**TRY IT**
Go through the entries below and give the number of lines that have the string "средств", and only that.

BEGIN DATASET RECORDS

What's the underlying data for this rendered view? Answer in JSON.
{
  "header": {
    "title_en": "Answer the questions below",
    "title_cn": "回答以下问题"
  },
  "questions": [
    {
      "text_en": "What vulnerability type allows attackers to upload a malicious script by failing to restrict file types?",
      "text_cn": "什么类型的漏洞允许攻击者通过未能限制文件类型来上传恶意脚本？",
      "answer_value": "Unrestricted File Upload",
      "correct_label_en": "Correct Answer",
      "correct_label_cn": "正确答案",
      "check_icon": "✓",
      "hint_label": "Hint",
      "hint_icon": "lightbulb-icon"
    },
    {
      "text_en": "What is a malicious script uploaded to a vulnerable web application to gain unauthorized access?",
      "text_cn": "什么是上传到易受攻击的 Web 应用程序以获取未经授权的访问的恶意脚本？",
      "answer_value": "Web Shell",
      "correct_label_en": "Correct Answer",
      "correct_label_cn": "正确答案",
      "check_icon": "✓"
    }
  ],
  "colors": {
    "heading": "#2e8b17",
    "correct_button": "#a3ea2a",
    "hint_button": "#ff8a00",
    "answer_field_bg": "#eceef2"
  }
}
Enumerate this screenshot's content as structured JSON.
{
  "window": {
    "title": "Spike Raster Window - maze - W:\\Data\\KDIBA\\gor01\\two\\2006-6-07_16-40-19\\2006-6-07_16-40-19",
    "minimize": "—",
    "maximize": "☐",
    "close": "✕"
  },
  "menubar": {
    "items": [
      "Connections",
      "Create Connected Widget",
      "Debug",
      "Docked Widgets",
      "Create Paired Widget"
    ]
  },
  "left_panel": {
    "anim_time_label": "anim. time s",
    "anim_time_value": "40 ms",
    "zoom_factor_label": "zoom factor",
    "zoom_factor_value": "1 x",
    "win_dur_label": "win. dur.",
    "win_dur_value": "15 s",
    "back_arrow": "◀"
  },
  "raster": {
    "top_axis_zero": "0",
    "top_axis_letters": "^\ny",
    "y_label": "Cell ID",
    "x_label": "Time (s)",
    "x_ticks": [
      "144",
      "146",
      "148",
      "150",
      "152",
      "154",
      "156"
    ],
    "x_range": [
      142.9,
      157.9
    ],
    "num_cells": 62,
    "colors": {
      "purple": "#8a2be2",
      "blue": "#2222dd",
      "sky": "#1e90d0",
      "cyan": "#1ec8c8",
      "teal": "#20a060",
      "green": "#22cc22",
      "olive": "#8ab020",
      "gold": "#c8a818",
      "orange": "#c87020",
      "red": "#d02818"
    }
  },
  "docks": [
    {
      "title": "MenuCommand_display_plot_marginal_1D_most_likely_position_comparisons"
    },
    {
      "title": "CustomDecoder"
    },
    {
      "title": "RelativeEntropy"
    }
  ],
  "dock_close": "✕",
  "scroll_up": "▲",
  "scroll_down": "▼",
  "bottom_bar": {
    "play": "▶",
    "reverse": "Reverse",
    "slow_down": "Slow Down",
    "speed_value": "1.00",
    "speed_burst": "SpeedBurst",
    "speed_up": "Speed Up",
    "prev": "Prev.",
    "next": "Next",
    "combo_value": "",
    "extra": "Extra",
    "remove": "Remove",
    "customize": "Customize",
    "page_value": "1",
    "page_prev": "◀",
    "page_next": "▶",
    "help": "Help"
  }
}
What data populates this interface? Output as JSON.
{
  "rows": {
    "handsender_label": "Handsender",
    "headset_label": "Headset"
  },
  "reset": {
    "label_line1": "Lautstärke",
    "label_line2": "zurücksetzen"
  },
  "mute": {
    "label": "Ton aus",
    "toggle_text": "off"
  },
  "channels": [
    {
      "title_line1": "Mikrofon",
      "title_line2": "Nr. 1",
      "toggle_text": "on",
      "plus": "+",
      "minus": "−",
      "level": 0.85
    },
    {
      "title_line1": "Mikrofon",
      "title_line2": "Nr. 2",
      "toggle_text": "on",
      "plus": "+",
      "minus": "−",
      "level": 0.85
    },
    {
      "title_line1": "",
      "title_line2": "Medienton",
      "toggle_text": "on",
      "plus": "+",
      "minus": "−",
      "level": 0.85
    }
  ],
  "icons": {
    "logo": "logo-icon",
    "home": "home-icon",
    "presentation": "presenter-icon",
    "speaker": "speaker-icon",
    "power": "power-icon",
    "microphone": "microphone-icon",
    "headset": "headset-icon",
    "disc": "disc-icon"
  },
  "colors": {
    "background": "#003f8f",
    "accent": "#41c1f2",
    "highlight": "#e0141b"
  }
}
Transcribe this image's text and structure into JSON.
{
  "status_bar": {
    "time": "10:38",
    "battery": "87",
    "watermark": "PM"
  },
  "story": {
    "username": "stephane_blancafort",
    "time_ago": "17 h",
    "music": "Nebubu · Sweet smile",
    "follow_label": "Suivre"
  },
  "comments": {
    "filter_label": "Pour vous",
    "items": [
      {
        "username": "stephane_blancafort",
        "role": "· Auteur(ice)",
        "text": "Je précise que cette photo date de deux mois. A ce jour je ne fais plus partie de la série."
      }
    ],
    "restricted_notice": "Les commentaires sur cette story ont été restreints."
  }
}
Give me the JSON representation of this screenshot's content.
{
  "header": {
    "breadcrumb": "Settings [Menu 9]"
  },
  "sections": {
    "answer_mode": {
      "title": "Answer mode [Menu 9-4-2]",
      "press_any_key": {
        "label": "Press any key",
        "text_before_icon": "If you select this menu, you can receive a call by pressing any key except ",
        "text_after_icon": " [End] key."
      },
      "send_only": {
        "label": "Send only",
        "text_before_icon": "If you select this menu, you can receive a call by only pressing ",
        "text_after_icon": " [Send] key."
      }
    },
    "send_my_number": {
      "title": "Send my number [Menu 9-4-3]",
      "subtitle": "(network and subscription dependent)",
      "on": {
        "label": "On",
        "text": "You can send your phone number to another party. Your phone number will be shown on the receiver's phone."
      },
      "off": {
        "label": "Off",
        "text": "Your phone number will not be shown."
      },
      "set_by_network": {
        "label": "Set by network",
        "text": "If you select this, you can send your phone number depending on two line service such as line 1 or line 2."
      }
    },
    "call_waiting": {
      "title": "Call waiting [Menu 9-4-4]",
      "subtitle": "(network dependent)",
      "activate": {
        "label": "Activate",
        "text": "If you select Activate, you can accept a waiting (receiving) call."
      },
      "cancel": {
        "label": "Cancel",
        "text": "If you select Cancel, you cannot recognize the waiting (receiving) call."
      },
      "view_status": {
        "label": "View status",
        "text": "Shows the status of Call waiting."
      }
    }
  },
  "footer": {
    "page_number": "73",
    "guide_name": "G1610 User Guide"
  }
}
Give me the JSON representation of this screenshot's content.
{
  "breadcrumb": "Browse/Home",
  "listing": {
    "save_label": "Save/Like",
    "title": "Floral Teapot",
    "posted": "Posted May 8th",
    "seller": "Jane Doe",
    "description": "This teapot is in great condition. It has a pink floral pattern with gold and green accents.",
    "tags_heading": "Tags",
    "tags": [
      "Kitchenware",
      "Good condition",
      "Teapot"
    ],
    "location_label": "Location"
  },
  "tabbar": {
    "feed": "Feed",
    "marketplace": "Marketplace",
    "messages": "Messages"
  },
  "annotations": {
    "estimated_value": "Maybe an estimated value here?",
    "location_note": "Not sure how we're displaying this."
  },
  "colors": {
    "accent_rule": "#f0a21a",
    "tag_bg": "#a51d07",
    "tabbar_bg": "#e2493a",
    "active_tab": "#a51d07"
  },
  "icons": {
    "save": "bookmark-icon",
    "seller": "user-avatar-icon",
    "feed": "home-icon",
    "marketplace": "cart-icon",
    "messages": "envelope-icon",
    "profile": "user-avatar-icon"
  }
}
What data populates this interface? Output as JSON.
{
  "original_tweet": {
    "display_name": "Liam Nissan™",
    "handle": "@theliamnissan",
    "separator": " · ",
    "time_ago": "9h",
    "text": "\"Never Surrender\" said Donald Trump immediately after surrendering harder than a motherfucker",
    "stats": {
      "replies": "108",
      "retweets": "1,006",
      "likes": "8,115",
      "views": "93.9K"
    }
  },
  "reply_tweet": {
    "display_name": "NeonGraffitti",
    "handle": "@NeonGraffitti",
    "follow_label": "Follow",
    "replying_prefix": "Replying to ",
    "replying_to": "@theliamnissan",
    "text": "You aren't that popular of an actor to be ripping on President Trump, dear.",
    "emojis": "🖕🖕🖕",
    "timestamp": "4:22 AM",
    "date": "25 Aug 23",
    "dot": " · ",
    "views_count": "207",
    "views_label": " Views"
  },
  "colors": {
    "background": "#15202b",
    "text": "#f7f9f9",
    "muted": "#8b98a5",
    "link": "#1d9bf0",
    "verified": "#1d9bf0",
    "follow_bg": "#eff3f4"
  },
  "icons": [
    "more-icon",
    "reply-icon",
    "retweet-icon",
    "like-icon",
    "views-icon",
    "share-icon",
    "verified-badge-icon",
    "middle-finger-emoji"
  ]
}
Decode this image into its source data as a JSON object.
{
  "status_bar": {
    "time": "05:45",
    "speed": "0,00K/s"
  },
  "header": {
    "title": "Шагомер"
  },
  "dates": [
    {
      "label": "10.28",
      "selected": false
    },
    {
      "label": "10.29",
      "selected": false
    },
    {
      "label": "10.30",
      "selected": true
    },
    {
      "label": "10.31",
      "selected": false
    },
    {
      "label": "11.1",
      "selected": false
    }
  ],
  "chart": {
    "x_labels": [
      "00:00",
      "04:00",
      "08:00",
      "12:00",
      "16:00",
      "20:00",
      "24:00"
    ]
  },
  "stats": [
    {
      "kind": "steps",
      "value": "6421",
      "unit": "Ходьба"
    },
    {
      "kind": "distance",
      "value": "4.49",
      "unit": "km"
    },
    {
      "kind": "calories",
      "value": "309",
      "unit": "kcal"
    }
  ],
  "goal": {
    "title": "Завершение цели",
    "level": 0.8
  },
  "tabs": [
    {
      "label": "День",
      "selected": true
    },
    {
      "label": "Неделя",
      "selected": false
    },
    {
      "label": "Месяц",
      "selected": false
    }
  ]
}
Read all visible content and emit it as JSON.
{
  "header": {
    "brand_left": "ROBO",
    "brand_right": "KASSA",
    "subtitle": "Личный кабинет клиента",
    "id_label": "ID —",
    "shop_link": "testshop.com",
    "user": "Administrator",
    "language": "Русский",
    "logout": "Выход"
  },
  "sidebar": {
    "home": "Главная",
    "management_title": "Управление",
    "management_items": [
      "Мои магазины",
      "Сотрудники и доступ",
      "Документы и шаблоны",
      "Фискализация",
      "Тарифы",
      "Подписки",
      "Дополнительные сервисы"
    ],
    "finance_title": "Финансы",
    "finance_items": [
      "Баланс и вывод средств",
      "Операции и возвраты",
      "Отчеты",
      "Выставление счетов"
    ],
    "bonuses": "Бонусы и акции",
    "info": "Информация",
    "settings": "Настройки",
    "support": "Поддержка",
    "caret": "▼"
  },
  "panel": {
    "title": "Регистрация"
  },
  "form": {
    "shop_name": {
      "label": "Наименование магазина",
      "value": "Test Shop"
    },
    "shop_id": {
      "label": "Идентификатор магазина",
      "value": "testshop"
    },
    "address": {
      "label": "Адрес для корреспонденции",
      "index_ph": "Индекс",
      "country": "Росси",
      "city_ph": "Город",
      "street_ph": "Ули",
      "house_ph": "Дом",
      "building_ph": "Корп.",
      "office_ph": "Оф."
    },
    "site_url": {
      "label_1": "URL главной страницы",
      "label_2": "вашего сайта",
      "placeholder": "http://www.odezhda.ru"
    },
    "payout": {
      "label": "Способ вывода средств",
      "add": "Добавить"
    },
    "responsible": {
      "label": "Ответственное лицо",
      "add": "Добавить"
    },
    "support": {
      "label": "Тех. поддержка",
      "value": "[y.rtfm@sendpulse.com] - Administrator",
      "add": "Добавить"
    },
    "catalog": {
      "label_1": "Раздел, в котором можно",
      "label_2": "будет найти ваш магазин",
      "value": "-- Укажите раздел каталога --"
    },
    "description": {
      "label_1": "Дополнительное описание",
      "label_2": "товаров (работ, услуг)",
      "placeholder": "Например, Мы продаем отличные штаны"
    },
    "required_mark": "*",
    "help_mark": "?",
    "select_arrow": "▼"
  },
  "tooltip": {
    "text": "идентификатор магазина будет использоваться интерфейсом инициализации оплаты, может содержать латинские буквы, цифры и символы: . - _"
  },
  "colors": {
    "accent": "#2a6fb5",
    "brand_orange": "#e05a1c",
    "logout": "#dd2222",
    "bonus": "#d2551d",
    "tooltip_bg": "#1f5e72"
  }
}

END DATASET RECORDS

**RESULT OF THIS TASK**
2